• **Assignment**: For the string "icon", count the lines in the records below that contain it. Answer with that number alone.

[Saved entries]
***

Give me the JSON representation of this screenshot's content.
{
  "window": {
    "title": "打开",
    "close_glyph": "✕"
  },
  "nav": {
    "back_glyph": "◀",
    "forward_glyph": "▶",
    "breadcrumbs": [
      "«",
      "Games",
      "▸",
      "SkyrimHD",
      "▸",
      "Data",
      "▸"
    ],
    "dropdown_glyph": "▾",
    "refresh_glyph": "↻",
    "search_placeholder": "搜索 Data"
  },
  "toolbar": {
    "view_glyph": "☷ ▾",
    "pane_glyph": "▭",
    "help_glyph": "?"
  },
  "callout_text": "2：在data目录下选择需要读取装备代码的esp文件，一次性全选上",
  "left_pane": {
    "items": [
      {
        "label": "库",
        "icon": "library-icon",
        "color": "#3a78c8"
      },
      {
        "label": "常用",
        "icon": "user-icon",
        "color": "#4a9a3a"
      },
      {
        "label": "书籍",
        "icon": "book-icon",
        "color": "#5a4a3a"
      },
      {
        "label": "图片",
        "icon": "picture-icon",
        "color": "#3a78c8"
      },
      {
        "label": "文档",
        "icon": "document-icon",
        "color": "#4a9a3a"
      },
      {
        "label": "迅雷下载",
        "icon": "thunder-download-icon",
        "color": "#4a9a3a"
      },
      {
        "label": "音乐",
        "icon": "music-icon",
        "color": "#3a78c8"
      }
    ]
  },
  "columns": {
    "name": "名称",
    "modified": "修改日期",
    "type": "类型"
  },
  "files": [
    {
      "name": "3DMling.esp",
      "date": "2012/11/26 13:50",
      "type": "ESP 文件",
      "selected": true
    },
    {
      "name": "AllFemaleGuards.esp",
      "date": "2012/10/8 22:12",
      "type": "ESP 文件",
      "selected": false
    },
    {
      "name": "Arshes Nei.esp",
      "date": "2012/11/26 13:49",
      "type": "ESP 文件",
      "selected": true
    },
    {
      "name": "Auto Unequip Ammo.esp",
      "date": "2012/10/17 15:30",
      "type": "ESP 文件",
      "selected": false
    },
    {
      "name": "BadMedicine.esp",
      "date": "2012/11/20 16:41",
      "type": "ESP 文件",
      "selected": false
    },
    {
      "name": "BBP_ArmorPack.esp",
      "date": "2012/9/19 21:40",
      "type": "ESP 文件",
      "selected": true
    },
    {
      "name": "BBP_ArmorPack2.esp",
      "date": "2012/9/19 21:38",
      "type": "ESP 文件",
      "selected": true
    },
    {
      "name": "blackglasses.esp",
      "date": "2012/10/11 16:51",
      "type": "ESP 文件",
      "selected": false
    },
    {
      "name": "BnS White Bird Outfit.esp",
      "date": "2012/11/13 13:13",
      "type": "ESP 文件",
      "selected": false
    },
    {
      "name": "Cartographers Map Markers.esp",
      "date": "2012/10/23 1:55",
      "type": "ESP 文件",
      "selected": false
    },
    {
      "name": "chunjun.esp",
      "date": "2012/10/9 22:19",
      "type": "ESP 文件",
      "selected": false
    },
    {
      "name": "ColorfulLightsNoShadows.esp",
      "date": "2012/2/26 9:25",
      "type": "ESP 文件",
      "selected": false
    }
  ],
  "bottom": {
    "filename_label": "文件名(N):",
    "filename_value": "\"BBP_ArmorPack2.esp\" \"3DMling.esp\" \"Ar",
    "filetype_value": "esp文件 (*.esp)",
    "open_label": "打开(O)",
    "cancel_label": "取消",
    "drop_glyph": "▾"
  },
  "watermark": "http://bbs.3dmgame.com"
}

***

• **Response to the exercise**: 7